If breast and/or ovarian cancer runs in your family and you are worried that you may get it too, please inform your general practitioner or follow-up care specialist. If you want, they may request a genetic test that can tell if you have inherited one of the breast and/or ovarian cancer genes.
What happens if I (might) have breast cancer?
If you (might) have breast cancer, your general practitioner or follow-up care specialist will refer you to an oncology team. This team may include, but is not limited to:
Breast surgeon (surgeon specialised in breasts)
Medical oncologist (physician specialised in cancer)
Radiation oncologist (physician specialised in treating cancer with radiotherapy)
The specialist may discuss different treatment options with you.
What else can I do?
Knowing that you may be at increased risk of subsequent cancer can be difficult. Talking to friends and family can be helpful as well as specialist counselling and/or contact with support groups, such as patient organisations. For more information on taking care of your mental health, please read: Mental health problems.
To lower your risk of breast cancer, adopting or maintaining a healthy lifestyle is extremely important. In particular, it is important to reach or maintain a healthy weight and to avoid drinking (too much) alcohol. Taking care of your mental health may be beneficial; even small changes to your lifestyle can have a positive impact on both your physical and mental health. For more information on taking up a healthier lifestyle, please read: Health promotion.
It is important that you are aware of the possibility of developing breast cancer and that you know the symptoms and signs. If you have any further questions or the information in this brochure concerns you, please contact your general practitioner or follow-up care specialist.
Where can I find more information?
You may find more information about breast cancer online. However, it is important to be aware that this information is not always up to date or accurate.
Some sources of further information are:
CoppaFeel!: Here you can find more information about breast cancer and instructions for self-testing
On this website, you can also find more information related to this topic:
While the PanCare PLAIN information group strives to provide accurate and complete information that is up-to-date as of the date of publication, you can check with your general practitioner or follow-up care specialist if this summary reflects the most up-to-date information available and whether it is relevant for you.
Please do not rely solely on this information. It is best to also seek the advice of a qualified medical practitioner if you have questions regarding a specific medical condition, disease, diagnosis or symptom.
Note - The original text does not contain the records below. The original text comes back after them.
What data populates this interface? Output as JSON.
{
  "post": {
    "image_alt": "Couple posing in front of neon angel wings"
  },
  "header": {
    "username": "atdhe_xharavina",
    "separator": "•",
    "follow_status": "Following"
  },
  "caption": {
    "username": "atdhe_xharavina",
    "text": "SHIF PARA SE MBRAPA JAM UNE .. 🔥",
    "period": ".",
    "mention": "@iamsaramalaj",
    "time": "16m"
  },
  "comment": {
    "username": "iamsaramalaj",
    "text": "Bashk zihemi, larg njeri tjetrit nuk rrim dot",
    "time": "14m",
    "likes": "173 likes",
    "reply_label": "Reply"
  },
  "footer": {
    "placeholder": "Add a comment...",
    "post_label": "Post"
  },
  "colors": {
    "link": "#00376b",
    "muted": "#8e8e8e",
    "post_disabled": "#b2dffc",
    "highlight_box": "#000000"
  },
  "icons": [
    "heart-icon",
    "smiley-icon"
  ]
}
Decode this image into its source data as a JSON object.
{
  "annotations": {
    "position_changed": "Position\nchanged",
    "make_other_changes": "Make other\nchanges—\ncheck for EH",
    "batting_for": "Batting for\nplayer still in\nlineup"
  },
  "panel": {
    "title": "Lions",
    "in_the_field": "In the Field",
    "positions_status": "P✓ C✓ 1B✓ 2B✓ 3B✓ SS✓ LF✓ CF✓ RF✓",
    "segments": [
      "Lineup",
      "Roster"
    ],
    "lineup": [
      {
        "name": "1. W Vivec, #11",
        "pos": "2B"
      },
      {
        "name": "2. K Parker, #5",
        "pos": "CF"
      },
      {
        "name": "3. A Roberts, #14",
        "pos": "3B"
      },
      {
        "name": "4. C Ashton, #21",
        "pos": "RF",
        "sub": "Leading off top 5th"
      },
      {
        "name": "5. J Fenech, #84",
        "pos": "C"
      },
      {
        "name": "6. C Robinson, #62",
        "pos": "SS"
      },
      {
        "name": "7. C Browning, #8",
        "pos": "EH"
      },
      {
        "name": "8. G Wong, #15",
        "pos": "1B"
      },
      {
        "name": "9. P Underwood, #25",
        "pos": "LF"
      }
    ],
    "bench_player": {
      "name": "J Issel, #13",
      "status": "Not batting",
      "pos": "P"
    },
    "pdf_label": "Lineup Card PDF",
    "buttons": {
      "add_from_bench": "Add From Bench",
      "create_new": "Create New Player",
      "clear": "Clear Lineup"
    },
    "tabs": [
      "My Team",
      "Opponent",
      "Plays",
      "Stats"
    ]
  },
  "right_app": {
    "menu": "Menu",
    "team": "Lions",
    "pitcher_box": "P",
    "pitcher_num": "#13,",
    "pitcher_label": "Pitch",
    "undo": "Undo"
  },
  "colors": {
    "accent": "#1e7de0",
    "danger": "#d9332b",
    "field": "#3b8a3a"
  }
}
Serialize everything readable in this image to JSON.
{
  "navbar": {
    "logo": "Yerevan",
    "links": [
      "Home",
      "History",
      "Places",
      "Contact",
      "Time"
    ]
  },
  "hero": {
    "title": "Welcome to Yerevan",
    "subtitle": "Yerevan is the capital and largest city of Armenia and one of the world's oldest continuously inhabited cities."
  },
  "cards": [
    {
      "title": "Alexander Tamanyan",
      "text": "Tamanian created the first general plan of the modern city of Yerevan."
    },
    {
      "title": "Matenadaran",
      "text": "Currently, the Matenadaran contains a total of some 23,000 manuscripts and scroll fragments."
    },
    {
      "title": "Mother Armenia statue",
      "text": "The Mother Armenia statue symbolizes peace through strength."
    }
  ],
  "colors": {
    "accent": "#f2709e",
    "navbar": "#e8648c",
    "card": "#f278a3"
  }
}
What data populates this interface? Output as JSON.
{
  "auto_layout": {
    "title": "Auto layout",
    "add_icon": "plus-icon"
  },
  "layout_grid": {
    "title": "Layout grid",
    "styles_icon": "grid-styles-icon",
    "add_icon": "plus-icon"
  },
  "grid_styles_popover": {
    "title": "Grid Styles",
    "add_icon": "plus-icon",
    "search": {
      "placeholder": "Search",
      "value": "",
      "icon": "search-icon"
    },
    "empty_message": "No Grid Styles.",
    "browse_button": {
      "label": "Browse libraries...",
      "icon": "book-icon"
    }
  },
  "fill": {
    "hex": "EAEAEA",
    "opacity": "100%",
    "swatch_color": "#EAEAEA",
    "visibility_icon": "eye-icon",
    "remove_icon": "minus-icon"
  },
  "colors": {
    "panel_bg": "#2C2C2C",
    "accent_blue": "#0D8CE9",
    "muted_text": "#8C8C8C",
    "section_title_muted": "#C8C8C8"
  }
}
No warranty or representation, expressed or implied, is made concerning the accuracy, reliability, completeness, relevance, or timeliness of this information. PanCare has produced the English version and PanCare is not responsible for the translated versions of this summary.
 Mulder, R.L. et al. (2020) Updated Breast Cancer Surveillance Recommendations for Female Survivors of Childhood, Adolescent, and Young Adult Cancer From the International Guideline Harmonization Group. Available at: https://ascopubs.org/doi/10.1200/JCO.20.00562